Growing up, I had a specific image of a banjo player in my mind. I imagined a white male wearing overalls sitting on the front porch of a white house with a white picket fence surrounded by farmland.
Now, I recognize how close this picture is to an idea of the American Dream, a hope often associated with, home ownership, comfortable living, wealth, opportunity, and fame. While the image of the “white picket fence” is more of a romanticized image often situated in Hollywood, it does represent a core tenant of the American Dream—success.
But, how come my image of a banjo growing up was so aligned with a version of the American Dream?
To further consider the banjo’s symbolism in the American Dream, specifically the image and idealized version of this dream, I searched simply “banjo” in the Library of Congress Prints and Photographs: Lomax Collection, and eight photographs appeared from the search. Each photo contained either an individual playing the banjo, or a group of musicians, one of which is playing a banjo.
Two crucial traits were consistent throughout all the images: white and male.

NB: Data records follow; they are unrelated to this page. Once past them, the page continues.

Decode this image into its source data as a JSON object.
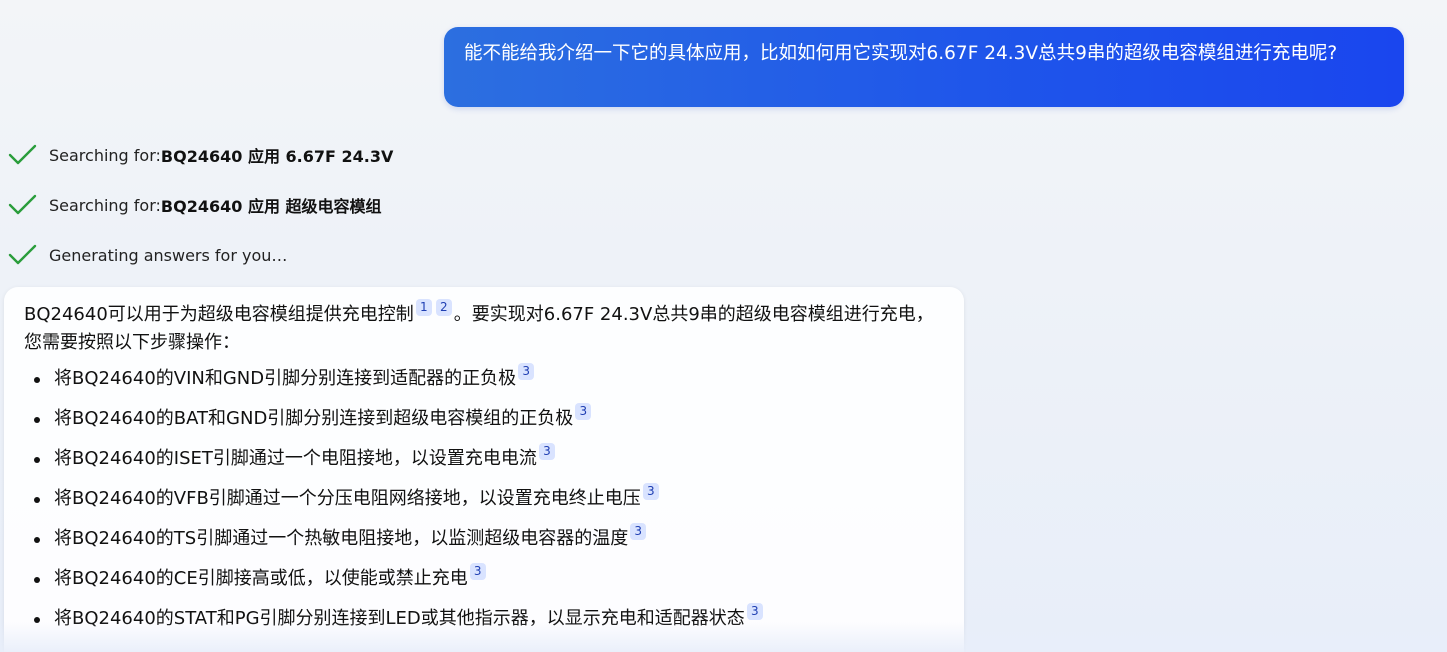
{
  "user_message": {
    "text": "能不能给我介绍一下它的具体应用，比如如何用它实现对6.67F 24.3V总共9串的超级电容模组进行充电呢?"
  },
  "status": [
    {
      "prefix": "Searching for: ",
      "query": "BQ24640 应用 6.67F 24.3V"
    },
    {
      "prefix": "Searching for: ",
      "query": "BQ24640 应用 超级电容模组"
    },
    {
      "prefix": "Generating answers for you…",
      "query": ""
    }
  ],
  "answer": {
    "intro_part1": "BQ24640可以用于为超级电容模组提供充电控制",
    "intro_cites": [
      "1",
      "2"
    ],
    "intro_part2": "。要实现对6.67F 24.3V总共9串的超级电容模组进行充电，您需要按照以下步骤操作：",
    "steps": [
      {
        "text": "将BQ24640的VIN和GND引脚分别连接到适配器的正负极",
        "cite": "3"
      },
      {
        "text": "将BQ24640的BAT和GND引脚分别连接到超级电容模组的正负极",
        "cite": "3"
      },
      {
        "text": "将BQ24640的ISET引脚通过一个电阻接地，以设置充电电流",
        "cite": "3"
      },
      {
        "text": "将BQ24640的VFB引脚通过一个分压电阻网络接地，以设置充电终止电压",
        "cite": "3"
      },
      {
        "text": "将BQ24640的TS引脚通过一个热敏电阻接地，以监测超级电容器的温度",
        "cite": "3"
      },
      {
        "text": "将BQ24640的CE引脚接高或低，以使能或禁止充电",
        "cite": "3"
      },
      {
        "text": "将BQ24640的STAT和PG引脚分别连接到LED或其他指示器，以显示充电和适配器状态",
        "cite": "3"
      }
    ]
  },
  "colors": {
    "user_bubble": "#1f56ea",
    "check": "#2a9d3c",
    "cite_bg": "#d9e3ff"
  }
}
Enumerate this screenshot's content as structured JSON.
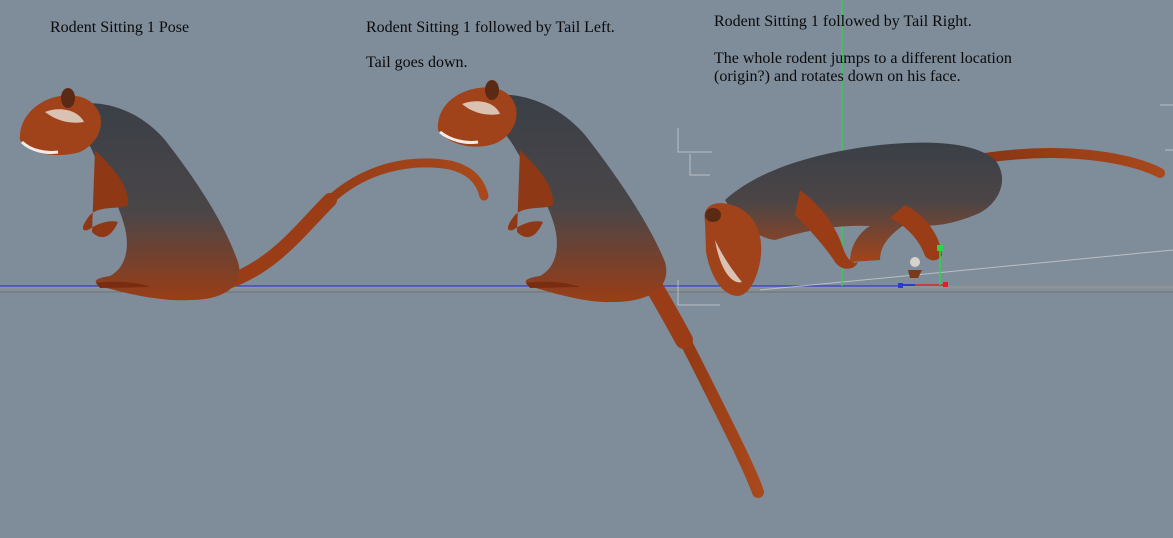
{
  "panels": [
    {
      "title": "Rodent Sitting 1 Pose",
      "note_lines": []
    },
    {
      "title": "Rodent Sitting 1 followed by Tail Left.",
      "note_lines": [
        "Tail goes down."
      ]
    },
    {
      "title": "Rodent Sitting 1 followed by Tail Right.",
      "note_lines": [
        "The whole rodent jumps to a different location",
        "(origin?) and rotates down on his face."
      ]
    }
  ],
  "colors": {
    "background": "#7f8c9a",
    "ground_plane": "#8a8a8a",
    "x_axis": "#2233cc",
    "y_axis": "#22dd44",
    "fur_orange": "#9a3d16",
    "fur_dark": "#3b4048",
    "gizmo_red": "#e02020"
  }
}
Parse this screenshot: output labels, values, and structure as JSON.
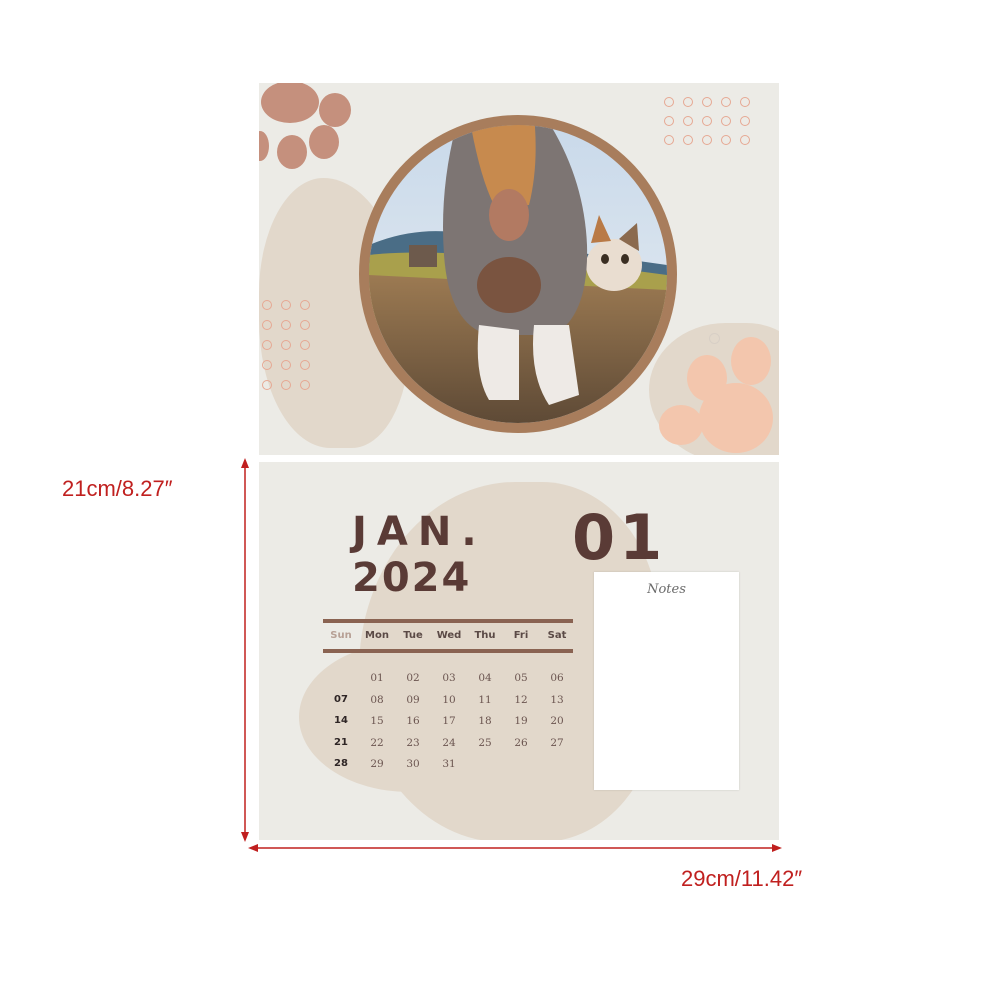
{
  "calendar": {
    "month": "JAN.",
    "year": "2024",
    "month_number": "01",
    "notes_title": "Notes",
    "weekday_headers": [
      "Sun",
      "Mon",
      "Tue",
      "Wed",
      "Thu",
      "Fri",
      "Sat"
    ],
    "weeks": [
      [
        "",
        "01",
        "02",
        "03",
        "04",
        "05",
        "06"
      ],
      [
        "07",
        "08",
        "09",
        "10",
        "11",
        "12",
        "13"
      ],
      [
        "14",
        "15",
        "16",
        "17",
        "18",
        "19",
        "20"
      ],
      [
        "21",
        "22",
        "23",
        "24",
        "25",
        "26",
        "27"
      ],
      [
        "28",
        "29",
        "30",
        "31",
        "",
        "",
        ""
      ]
    ]
  },
  "dimensions": {
    "height_label": "21cm/8.27″",
    "width_label": "29cm/11.42″"
  },
  "colors": {
    "page_background": "#ecebe6",
    "accent_brown": "#5a3b36",
    "paw_brown": "#c5907d",
    "paw_peach": "#f3c6ad",
    "dimension_red": "#c0201f"
  }
}
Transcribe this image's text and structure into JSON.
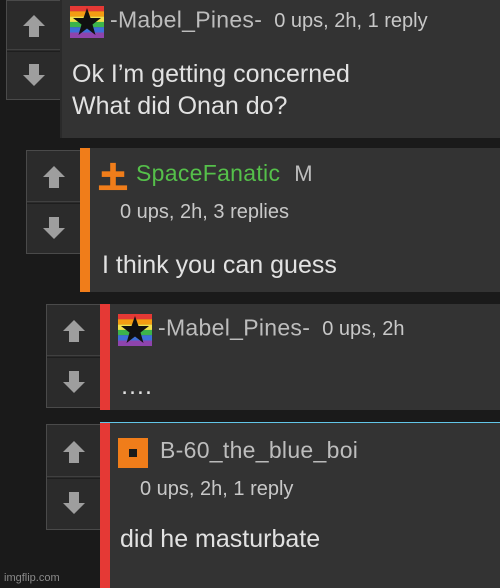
{
  "colors": {
    "orange": "#f07d1a",
    "red": "#e53935",
    "green": "#55c04a",
    "cyan": "#62c6e8"
  },
  "comments": [
    {
      "user": "-Mabel_Pines-",
      "stats": "0 ups, 2h, 1 reply",
      "lines": [
        "Ok I’m getting concerned",
        "What did Onan do?"
      ],
      "avatar": "rainbow-star-flag-icon"
    },
    {
      "user": "SpaceFanatic",
      "mod": "M",
      "stats": "0 ups, 2h, 3 replies",
      "lines": [
        "I think you can guess"
      ],
      "avatar": "orange-cross-icon"
    },
    {
      "user": "-Mabel_Pines-",
      "stats": "0 ups, 2h",
      "lines": [
        "…."
      ],
      "avatar": "rainbow-star-flag-icon"
    },
    {
      "user": "B-60_the_blue_boi",
      "stats": "0 ups, 2h, 1 reply",
      "lines": [
        "did he masturbate"
      ],
      "avatar": "orange-square-icon"
    }
  ],
  "watermark": "imgflip.com"
}
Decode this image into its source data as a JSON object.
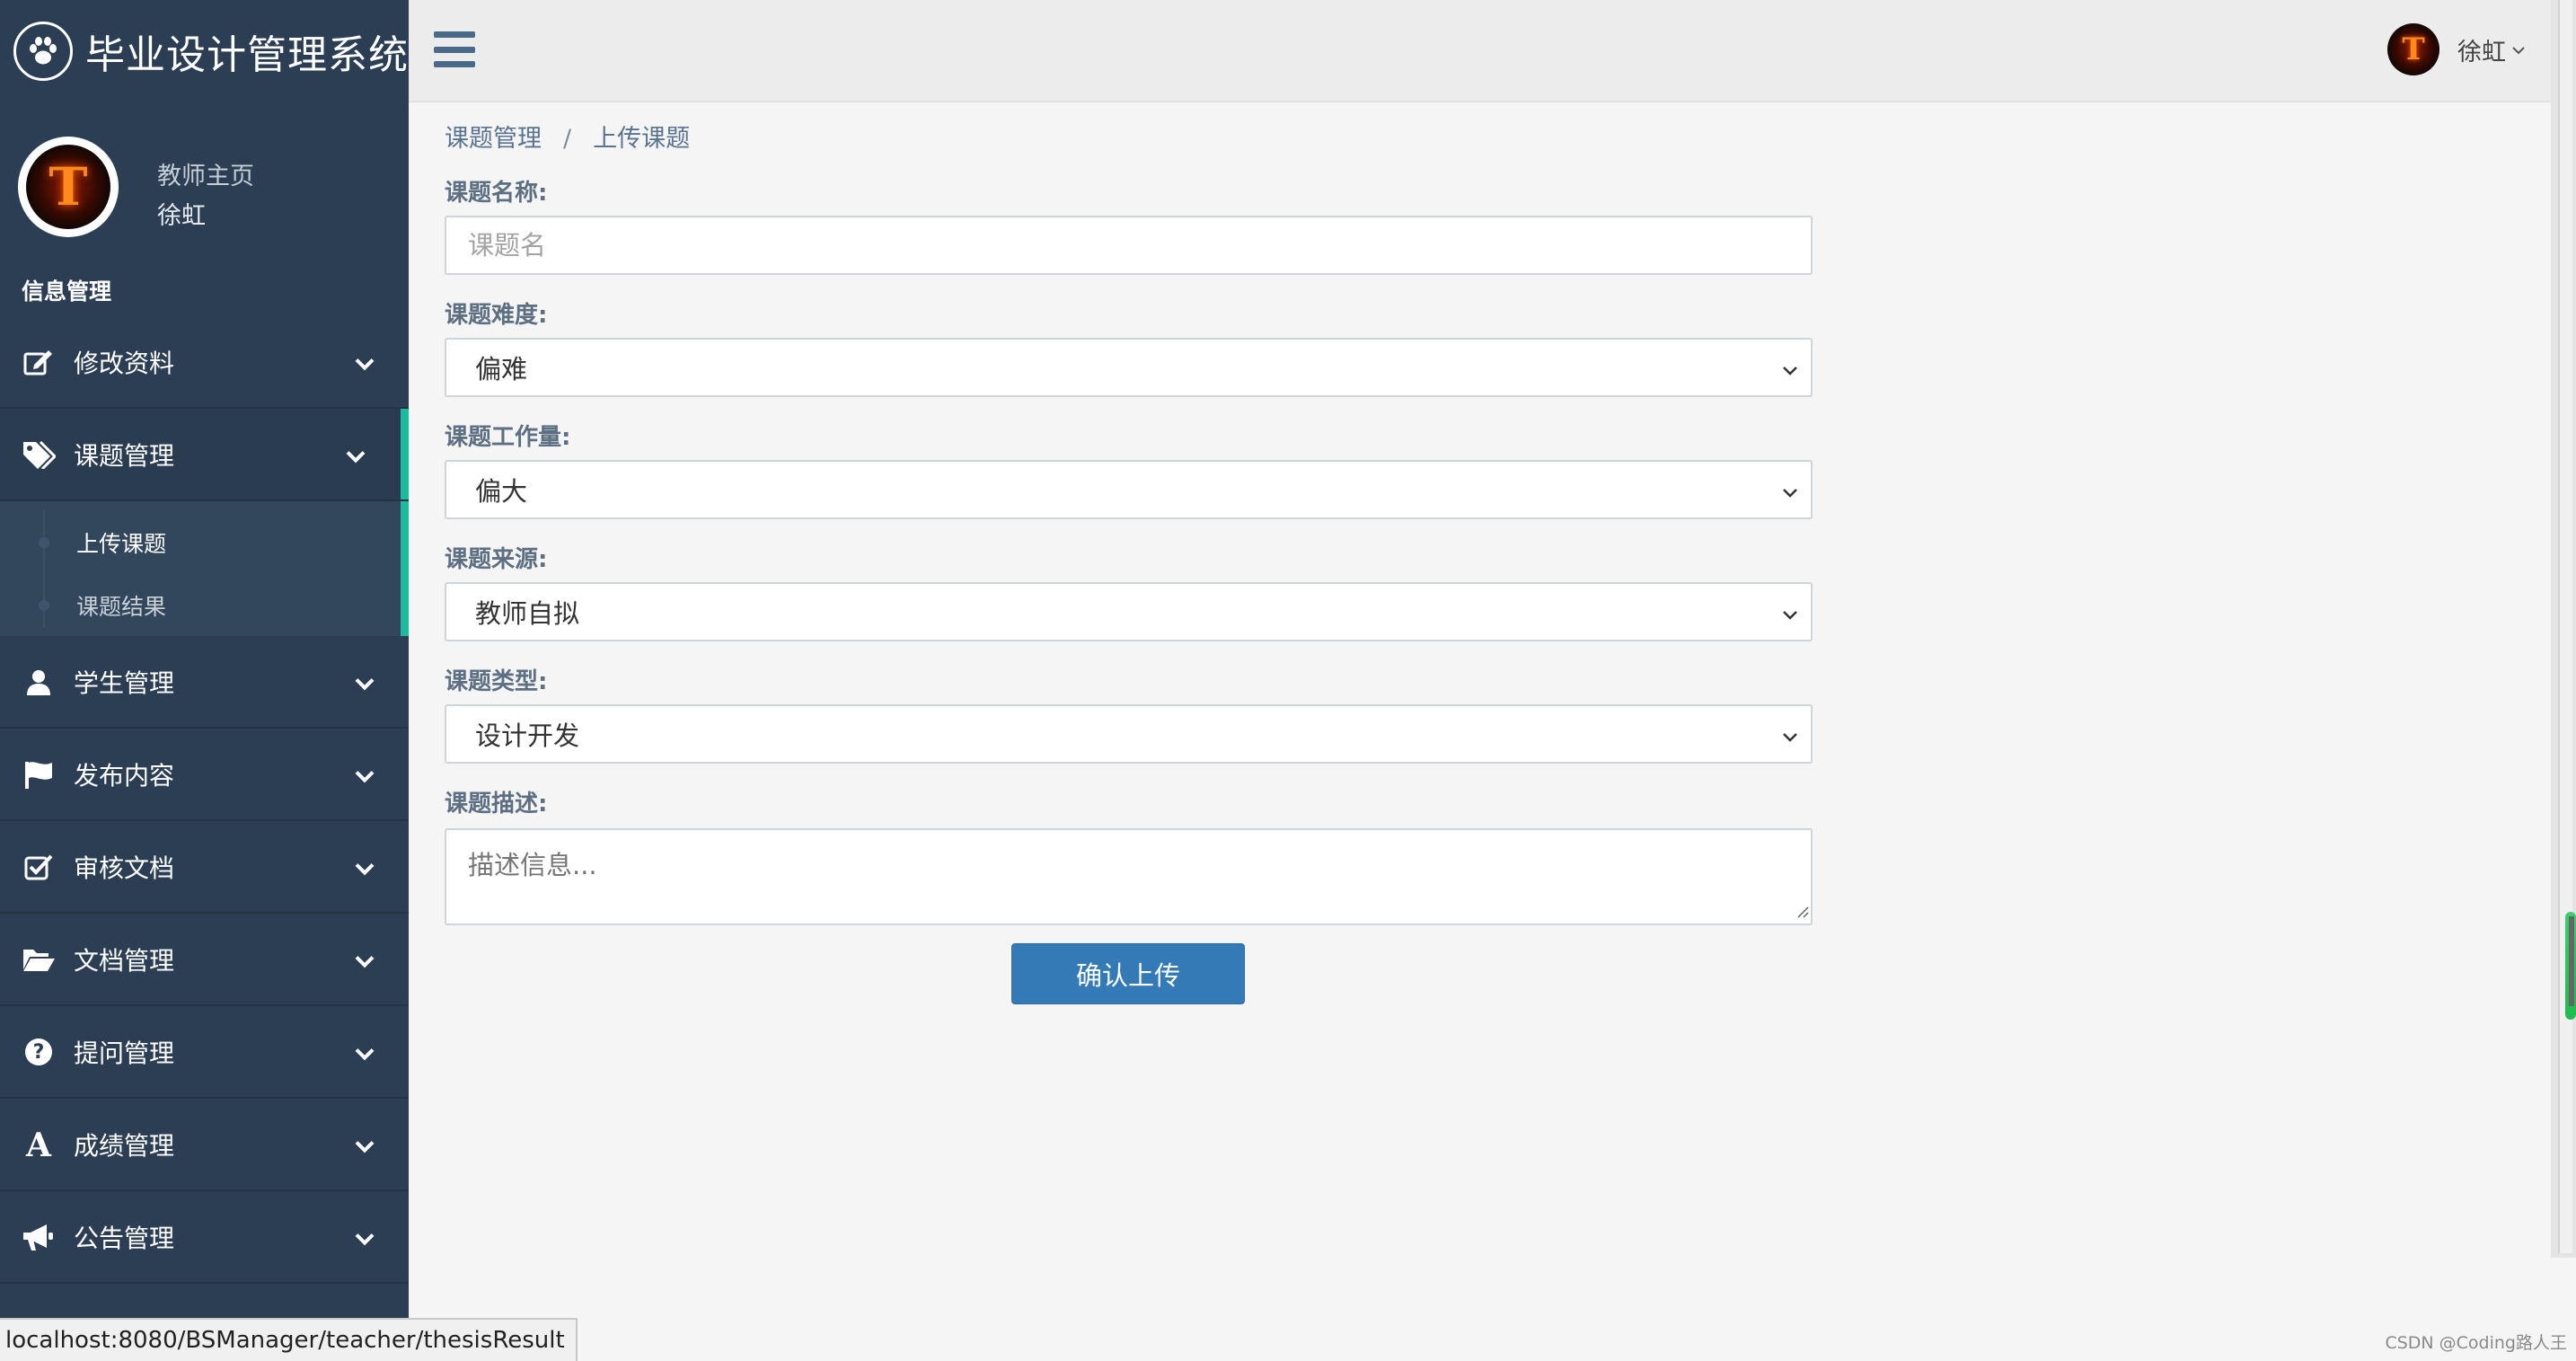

One, for example, is an image from 1937 of the Bog Trotters Band, where one of the players is on the banjo (below). They are looking at sheet music in a house with lace curtains, wearing a variety of clothing from overalls to a suit, playing instruments in good condition. While subtle, the three factors of well-taken care of instruments, nice clothing, and delicate lace curtains represent, to me, success, crucial to the American Dream. It appears as though these men are living out their American dream, using the banjo as a stepping-stone to their success . The Bog Trotters Band was such a staple of bluegrass that there is now a new band in the 21st century, the Galax Bogtrotters, who found their music so inspiring they decided to use their name.
From this image, and what I found by searching “banjo,” it appears as though I’m not alone in categorizing the banjo with a romanticized ideal of the American Dream and with, to be frank, whiteness. Neil Rosenberg in his “Introduction” from Bluegrass: A History shares a common perception of the history of the banjo. While the following quote doesn’t address the banjo explicitly, it discusses the popular ideas of when bluegrass began, and the banjo is a crucial aspect of bluegrass.
It seems imbedded in the history of the bluegrass genre, and Rosenberg questions if bluegrass began in 1939 with Bill Monroe and his Blue Grass Boys or in 1945-48 when Lester Flatt and Earl Scruggs were performing with Bill Monroe. All white men .
However, Rhiannon Giddens in her Keynote speech at the 2017 International Bluegrass Music Association Conference would argue that bluegrass began much earlier, as she defines bluegrass as complex Creole music coming from African, European, and Native American roots. She adds that the banjo used to be a symbol of African American expression, as it started as a plantation instrument, but it has done a 180 . She evaluates how the banjo and bluegrass has become known as a white art form, but it rather began with roots in slavery.
Fast forward to the now. There are still popular bands that feature banjo playing, such as Mumford and Sons. As you can see in the picture above, these men all still identify as white. In a way, they are continuing the same image that the Bog Trotters Band did: white men living out the American Dream of fame and success, but ignoring an entire race who contributed to the evolution of the banjo and bluegrass.
 Bog Trotters Band members seated with instruments. 1937. Library of Congress Prints and Photographs: Lomax Collection, Washington D.C., USA.
 Rosenberg, Neil. Bluegrass: A History. PDF file. https://drive.google.com/file/d/0BxQzWOgr8AureDRQbF9UMGwyU2VCNzRXTWI4SFduMFFPMUo4/view
 Giddens, Rhiannon. “Rhiannon Giddens Keynote Address.” Paper presented at the IBMA Business Conference, Raleigh, NC, September 2017.